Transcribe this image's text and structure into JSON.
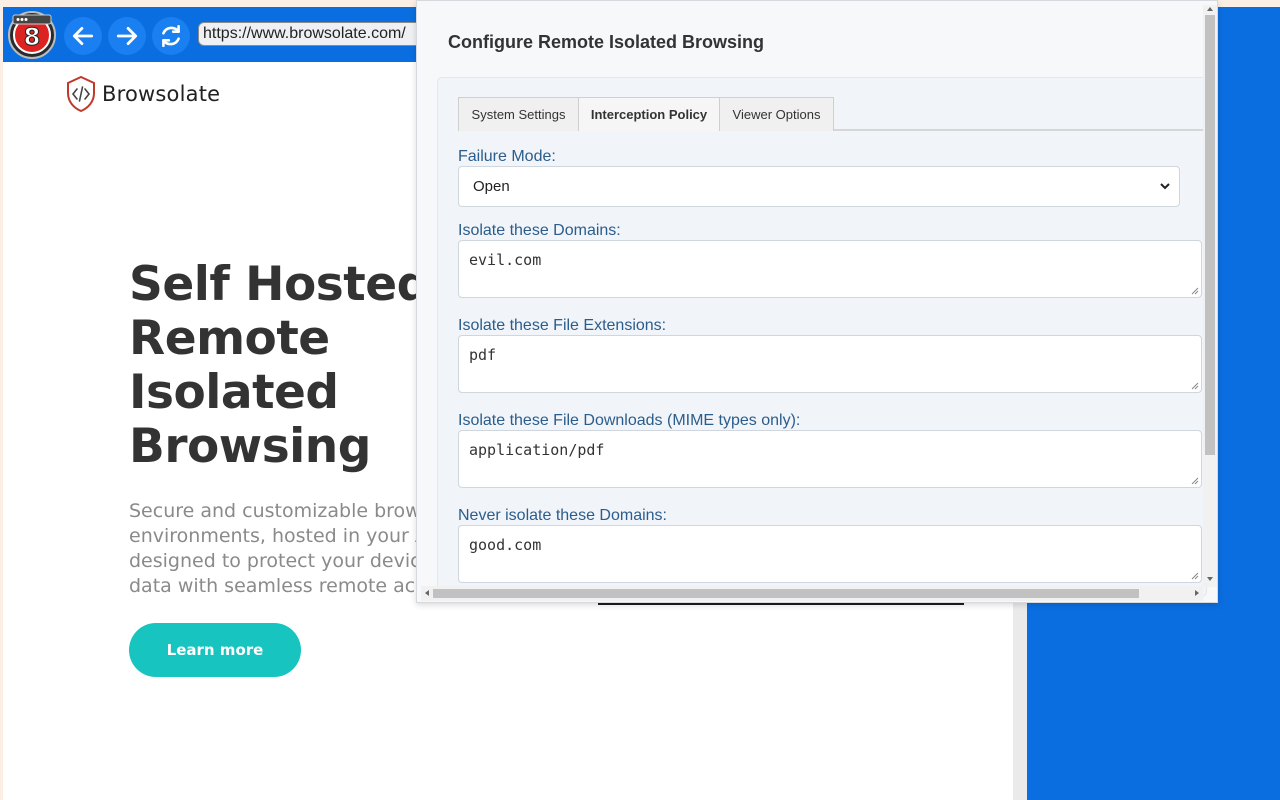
{
  "browser": {
    "badge_number": "8",
    "url": "https://www.browsolate.com/",
    "icons": [
      "back-arrow-icon",
      "forward-arrow-icon",
      "reload-icon"
    ]
  },
  "site": {
    "brand_name": "Browsolate",
    "hero_title_lines": [
      "Self Hosted.",
      "Remote",
      "Isolated",
      "Browsing"
    ],
    "hero_subtitle_lines": [
      "Secure and customizable brow",
      "environments, hosted in your A",
      "designed to protect your device",
      "data with seamless remote acc"
    ],
    "cta_label": "Learn more",
    "colors": {
      "accent": "#17c4bf",
      "brand_blue": "#0b6ee0"
    }
  },
  "popup": {
    "title": "Configure Remote Isolated Browsing",
    "tabs": [
      {
        "label": "System Settings",
        "active": false
      },
      {
        "label": "Interception Policy",
        "active": true
      },
      {
        "label": "Viewer Options",
        "active": false
      }
    ],
    "failure_mode": {
      "label": "Failure Mode:",
      "value": "Open"
    },
    "isolate_domains": {
      "label": "Isolate these Domains:",
      "value": "evil.com"
    },
    "isolate_extensions": {
      "label": "Isolate these File Extensions:",
      "value": "pdf"
    },
    "isolate_downloads": {
      "label": "Isolate these File Downloads (MIME types only):",
      "value": "application/pdf"
    },
    "never_isolate_domains": {
      "label": "Never isolate these Domains:",
      "value": "good.com"
    }
  }
}
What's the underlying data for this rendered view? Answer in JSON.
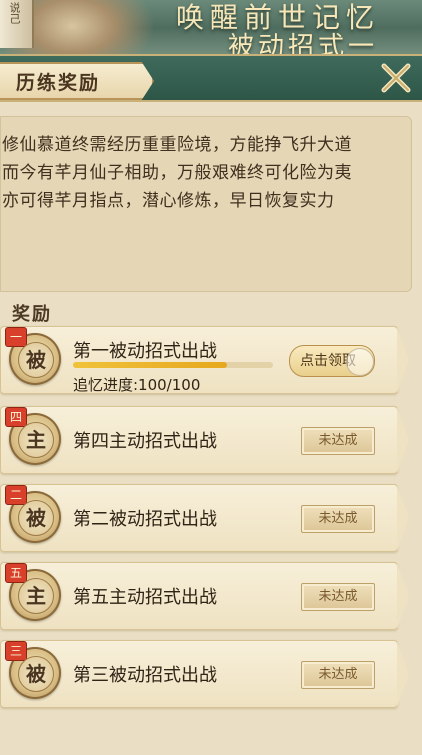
{
  "banner": {
    "scroll_text": "说己",
    "title_line1": "唤醒前世记忆",
    "title_line2": "被动招式一"
  },
  "panel": {
    "title": "历练奖励",
    "close_icon": "close-x-icon"
  },
  "description": {
    "lines": [
      "修仙慕道终需经历重重险境，方能挣飞升大道",
      "而今有芊月仙子相助，万般艰难终可化险为夷",
      "亦可得芊月指点，潜心修炼，早日恢复实力"
    ]
  },
  "rewards": {
    "section_label": "奖励",
    "items": [
      {
        "badge": "一",
        "glyph": "被",
        "name": "第一被动招式出战",
        "progress_label": "追忆进度:100/100",
        "progress": 1.0,
        "action": "点击领取",
        "action_type": "claim"
      },
      {
        "badge": "四",
        "glyph": "主",
        "name": "第四主动招式出战",
        "action": "未达成",
        "action_type": "locked"
      },
      {
        "badge": "二",
        "glyph": "被",
        "name": "第二被动招式出战",
        "action": "未达成",
        "action_type": "locked"
      },
      {
        "badge": "五",
        "glyph": "主",
        "name": "第五主动招式出战",
        "action": "未达成",
        "action_type": "locked"
      },
      {
        "badge": "三",
        "glyph": "被",
        "name": "第三被动招式出战",
        "action": "未达成",
        "action_type": "locked"
      }
    ]
  },
  "colors": {
    "header_green": "#2d5647",
    "gold": "#c9b27a",
    "badge_red": "#d8402c",
    "progress_yellow": "#f0c23b"
  }
}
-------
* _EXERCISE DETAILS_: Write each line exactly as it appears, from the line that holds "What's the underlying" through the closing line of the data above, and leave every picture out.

* _RESPONSE_:
What's the underlying data for this rendered view? Answer in JSON.
{
  "banner": {
    "scroll_text": "说己",
    "title_line1": "唤醒前世记忆",
    "title_line2": "被动招式一"
  },
  "panel": {
    "title": "历练奖励",
    "close_icon": "close-x-icon"
  },
  "description": {
    "lines": [
      "修仙慕道终需经历重重险境，方能挣飞升大道",
      "而今有芊月仙子相助，万般艰难终可化险为夷",
      "亦可得芊月指点，潜心修炼，早日恢复实力"
    ]
  },
  "rewards": {
    "section_label": "奖励",
    "items": [
      {
        "badge": "一",
        "glyph": "被",
        "name": "第一被动招式出战",
        "progress_label": "追忆进度:100/100",
        "progress": 1.0,
        "action": "点击领取",
        "action_type": "claim"
      },
      {
        "badge": "四",
        "glyph": "主",
        "name": "第四主动招式出战",
        "action": "未达成",
        "action_type": "locked"
      },
      {
        "badge": "二",
        "glyph": "被",
        "name": "第二被动招式出战",
        "action": "未达成",
        "action_type": "locked"
      },
      {
        "badge": "五",
        "glyph": "主",
        "name": "第五主动招式出战",
        "action": "未达成",
        "action_type": "locked"
      },
      {
        "badge": "三",
        "glyph": "被",
        "name": "第三被动招式出战",
        "action": "未达成",
        "action_type": "locked"
      }
    ]
  },
  "colors": {
    "header_green": "#2d5647",
    "gold": "#c9b27a",
    "badge_red": "#d8402c",
    "progress_yellow": "#f0c23b"
  }
}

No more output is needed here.